- Charitable donations are tax free, as are state pensions, life insurance annuities, and federal and military retirement funds.
- The Fed excludes the first $5.45 million, so there’s that. 0.2% of estates pay the federal estate tax.
Thanks to nolo.com for that info. This is not going to significantly affect the little folks. Or even the medium folks.
So here’s the thing: the state Office of Legislative Services says this will cost us $550 million a year in the state budget. A decrease in the state sales tax will cost more money, too. So there’s going to be more budget shortfalls, most likely.
This is going to be a hit that will need to be absorbed, and if I’m wrong about this and the following statements then great. Here we go:
- State education funding to K-12 and higher ed will decrease. This will mean your favorite, property tax increases locally!

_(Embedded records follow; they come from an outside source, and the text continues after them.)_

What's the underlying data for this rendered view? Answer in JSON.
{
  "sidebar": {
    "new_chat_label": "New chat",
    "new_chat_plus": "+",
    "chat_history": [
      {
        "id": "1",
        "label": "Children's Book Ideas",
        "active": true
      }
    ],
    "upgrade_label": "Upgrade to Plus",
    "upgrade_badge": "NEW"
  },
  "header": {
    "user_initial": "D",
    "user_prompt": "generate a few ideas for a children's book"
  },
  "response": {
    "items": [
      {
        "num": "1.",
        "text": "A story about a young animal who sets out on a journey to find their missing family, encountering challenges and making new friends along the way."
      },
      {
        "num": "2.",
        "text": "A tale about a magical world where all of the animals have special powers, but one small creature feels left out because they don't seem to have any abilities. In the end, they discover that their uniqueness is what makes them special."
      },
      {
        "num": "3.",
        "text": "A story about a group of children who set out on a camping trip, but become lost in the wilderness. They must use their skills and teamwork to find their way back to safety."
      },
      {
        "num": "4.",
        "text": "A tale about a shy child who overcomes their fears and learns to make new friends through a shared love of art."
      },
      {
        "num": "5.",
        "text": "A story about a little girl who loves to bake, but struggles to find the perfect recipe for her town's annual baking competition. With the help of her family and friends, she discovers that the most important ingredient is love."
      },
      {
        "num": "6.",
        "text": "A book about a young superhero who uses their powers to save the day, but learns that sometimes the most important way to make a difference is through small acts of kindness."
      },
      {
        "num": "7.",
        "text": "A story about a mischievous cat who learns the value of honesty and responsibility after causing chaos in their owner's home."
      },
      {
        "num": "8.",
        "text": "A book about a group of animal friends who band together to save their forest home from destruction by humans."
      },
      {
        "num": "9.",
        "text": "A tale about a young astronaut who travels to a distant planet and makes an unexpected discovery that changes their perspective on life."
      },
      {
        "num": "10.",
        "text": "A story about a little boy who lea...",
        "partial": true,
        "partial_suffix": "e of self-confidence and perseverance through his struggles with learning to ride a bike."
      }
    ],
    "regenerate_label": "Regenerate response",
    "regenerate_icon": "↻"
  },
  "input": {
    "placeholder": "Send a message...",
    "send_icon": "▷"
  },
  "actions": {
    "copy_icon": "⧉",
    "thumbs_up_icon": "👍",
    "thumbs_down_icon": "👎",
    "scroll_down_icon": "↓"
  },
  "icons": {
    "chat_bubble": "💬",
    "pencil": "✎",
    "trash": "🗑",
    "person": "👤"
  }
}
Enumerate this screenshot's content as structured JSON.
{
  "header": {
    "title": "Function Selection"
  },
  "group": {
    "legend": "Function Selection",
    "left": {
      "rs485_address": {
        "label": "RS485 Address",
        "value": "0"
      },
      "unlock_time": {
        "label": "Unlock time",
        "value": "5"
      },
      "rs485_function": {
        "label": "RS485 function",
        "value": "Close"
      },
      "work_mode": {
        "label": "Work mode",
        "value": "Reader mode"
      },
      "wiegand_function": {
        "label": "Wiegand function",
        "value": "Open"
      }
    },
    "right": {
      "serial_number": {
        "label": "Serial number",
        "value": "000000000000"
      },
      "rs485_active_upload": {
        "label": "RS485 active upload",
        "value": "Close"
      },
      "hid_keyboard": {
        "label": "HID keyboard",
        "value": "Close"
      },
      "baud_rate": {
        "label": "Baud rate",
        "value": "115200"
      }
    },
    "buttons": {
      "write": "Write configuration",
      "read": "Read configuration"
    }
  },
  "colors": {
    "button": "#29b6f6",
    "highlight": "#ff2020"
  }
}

- Uh oh. We have a 2% cap now. So maybe they won’t go up quickly, so good! But we won’t be able to fund our schools. That’s bad.
- The funding issue will make for more attacks on teachers’ salaries. Hooray. Demonization of education continues!
- State employee pension funding will be absolutely jettisoned at nearly any cost.
- Welp, I’m boned. Unless I get out of the pension system sometime soon.
- State employee health costs will go up
- A general boning will take place budgetarily, and taxes will have to increase again. Like the sales tax. Or they won’t lower them at all. Because we can’t afford it
I’m not going to argue vets getting tax savings, or EITCs, or retiree tax savings. That last one could actually keep people in the state, exempting the first $100K in retirement. Who knows?
I’m still pretty sure of one thing, though.